Your task –
For each line below that contains the string "friend", copy that line.

Data for this task –

- - - -

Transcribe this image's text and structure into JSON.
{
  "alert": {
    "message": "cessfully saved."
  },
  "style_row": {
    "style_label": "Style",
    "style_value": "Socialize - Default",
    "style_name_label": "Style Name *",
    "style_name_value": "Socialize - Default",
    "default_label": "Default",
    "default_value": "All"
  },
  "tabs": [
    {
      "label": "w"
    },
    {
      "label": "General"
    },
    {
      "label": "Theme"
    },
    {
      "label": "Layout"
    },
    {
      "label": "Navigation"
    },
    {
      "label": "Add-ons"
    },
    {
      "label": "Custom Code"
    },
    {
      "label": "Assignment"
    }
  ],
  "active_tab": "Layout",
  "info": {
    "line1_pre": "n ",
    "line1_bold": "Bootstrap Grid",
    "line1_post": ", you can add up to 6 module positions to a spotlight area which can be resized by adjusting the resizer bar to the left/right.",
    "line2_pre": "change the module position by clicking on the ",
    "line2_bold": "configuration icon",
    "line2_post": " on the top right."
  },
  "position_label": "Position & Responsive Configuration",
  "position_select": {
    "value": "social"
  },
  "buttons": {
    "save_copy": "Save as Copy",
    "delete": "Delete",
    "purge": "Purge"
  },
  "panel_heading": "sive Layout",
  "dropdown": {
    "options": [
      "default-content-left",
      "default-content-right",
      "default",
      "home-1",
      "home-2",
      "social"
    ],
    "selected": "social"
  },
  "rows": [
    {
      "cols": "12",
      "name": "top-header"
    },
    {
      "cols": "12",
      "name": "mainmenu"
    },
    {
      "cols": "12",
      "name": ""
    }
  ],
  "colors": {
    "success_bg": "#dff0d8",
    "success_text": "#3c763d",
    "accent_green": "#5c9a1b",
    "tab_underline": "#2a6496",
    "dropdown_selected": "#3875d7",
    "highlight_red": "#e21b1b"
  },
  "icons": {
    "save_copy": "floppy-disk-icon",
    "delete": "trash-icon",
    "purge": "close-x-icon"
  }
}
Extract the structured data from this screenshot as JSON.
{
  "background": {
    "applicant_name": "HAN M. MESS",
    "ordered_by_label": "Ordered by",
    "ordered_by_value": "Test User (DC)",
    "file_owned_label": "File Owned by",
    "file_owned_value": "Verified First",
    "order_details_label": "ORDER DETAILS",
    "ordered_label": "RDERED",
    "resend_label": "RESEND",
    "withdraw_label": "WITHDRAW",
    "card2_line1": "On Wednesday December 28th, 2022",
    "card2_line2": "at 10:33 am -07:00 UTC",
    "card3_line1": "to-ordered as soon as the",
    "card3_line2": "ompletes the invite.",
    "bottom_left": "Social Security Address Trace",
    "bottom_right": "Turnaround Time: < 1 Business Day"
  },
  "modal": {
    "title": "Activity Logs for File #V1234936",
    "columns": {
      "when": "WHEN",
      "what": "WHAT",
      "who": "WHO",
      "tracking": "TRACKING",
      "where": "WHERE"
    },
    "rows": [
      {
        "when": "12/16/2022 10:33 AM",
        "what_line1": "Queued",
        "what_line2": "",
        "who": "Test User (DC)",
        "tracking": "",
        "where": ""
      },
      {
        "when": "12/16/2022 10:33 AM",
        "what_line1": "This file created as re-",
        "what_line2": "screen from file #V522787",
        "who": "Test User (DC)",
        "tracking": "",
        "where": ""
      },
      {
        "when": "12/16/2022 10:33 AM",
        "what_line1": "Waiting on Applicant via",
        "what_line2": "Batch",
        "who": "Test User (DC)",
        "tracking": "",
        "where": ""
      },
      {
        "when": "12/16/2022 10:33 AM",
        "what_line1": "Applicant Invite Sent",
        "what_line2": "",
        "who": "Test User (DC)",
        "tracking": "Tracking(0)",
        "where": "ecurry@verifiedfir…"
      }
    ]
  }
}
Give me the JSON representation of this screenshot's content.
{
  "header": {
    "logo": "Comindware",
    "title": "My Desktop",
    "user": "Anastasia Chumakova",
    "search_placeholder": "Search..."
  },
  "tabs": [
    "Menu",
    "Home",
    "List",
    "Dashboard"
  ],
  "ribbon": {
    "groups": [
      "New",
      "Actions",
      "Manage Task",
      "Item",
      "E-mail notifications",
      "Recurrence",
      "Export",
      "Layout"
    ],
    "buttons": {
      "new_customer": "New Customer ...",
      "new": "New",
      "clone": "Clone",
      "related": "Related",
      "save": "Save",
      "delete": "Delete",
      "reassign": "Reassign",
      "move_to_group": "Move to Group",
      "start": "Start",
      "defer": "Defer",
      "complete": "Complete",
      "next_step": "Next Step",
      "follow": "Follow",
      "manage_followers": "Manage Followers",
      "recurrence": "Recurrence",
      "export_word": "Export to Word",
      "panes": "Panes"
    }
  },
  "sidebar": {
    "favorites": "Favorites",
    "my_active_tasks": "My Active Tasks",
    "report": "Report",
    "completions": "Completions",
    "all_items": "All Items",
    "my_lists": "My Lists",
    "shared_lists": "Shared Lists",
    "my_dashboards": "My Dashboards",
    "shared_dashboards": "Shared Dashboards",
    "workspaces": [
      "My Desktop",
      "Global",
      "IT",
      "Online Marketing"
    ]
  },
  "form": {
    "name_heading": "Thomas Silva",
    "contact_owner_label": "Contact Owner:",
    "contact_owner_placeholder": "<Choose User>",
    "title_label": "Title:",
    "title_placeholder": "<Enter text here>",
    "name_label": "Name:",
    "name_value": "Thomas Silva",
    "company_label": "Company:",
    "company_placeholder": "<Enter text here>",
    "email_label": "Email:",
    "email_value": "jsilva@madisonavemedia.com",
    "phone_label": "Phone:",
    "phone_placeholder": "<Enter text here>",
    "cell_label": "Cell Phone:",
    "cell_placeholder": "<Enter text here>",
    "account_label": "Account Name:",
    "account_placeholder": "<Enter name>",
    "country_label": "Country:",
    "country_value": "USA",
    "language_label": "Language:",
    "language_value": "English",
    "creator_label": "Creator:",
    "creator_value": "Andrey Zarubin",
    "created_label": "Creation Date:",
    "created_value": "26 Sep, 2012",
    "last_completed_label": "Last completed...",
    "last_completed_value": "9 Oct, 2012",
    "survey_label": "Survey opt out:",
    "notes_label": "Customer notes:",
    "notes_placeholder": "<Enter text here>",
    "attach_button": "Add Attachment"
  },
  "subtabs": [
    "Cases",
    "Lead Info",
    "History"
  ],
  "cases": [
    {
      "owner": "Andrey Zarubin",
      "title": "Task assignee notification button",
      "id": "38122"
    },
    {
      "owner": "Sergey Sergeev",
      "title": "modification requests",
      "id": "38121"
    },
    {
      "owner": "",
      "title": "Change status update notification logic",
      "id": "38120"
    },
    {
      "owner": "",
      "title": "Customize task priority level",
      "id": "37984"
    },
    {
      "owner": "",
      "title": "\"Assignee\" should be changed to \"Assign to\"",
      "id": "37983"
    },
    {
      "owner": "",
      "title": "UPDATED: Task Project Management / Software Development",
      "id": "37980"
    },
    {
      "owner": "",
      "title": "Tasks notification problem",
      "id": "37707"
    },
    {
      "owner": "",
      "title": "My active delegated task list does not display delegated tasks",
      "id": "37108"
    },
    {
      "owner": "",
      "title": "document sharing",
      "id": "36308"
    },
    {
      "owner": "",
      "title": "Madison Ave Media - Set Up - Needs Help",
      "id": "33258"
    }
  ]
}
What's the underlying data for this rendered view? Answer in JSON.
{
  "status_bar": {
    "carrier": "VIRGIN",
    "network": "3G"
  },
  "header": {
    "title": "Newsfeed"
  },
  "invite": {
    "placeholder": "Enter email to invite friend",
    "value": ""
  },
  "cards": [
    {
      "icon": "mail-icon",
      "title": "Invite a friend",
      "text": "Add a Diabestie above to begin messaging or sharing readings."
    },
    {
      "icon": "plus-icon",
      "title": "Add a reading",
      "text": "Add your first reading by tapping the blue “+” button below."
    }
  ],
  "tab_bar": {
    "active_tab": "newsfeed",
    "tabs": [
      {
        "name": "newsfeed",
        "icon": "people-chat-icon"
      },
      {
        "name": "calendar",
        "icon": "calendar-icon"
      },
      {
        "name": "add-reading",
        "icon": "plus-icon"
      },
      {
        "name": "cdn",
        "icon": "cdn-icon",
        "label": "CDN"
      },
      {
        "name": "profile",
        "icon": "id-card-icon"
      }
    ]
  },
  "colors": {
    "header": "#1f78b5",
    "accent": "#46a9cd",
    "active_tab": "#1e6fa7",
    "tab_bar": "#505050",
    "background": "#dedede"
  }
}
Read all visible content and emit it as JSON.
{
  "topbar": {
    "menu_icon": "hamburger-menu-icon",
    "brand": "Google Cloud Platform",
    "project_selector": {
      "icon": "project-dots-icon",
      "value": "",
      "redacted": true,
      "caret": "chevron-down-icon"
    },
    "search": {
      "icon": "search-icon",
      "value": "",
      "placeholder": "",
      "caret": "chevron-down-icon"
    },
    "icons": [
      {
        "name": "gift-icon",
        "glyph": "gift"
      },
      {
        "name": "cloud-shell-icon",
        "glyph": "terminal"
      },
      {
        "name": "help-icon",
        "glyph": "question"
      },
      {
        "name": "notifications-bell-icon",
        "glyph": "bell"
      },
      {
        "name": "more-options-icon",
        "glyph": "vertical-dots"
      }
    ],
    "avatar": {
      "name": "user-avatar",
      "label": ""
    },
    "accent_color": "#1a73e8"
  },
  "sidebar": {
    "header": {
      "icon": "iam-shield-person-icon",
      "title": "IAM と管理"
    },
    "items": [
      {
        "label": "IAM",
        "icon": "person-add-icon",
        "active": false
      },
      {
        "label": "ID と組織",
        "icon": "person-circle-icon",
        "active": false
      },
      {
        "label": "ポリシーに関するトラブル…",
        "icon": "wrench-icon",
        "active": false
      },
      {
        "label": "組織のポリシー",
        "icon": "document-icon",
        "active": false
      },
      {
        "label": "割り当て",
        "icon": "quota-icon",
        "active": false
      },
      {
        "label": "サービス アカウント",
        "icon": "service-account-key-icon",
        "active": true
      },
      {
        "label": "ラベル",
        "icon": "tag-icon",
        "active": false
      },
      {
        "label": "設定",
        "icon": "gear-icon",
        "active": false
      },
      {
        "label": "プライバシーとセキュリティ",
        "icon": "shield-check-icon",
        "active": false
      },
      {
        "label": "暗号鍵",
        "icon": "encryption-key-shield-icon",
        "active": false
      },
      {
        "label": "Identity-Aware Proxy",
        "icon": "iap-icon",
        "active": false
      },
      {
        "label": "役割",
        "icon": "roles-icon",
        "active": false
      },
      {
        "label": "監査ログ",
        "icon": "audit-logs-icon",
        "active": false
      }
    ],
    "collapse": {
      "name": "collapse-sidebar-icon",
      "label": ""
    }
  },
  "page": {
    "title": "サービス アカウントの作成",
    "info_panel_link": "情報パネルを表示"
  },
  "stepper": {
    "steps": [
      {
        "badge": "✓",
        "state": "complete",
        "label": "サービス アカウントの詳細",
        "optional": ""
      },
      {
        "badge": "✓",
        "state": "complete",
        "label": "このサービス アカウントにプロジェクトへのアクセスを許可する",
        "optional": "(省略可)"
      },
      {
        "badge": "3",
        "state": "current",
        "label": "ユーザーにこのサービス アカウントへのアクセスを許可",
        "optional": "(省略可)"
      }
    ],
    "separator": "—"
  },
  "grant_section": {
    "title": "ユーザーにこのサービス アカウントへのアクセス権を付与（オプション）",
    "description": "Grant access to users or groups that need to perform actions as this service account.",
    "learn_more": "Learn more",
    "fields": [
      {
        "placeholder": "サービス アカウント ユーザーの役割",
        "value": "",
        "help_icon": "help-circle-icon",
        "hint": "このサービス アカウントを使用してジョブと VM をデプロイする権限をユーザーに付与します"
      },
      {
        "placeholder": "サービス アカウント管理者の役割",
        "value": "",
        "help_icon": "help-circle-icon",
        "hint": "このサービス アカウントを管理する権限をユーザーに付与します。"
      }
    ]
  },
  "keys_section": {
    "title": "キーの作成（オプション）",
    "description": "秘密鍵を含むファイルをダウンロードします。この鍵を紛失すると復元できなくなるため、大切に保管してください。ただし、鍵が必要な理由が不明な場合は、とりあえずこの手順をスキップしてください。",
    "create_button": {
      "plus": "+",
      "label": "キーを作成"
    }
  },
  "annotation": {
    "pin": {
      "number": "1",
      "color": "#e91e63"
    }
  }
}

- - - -

Response area –
    "placeholder": "Enter email to invite friend",
      "title": "Invite a friend",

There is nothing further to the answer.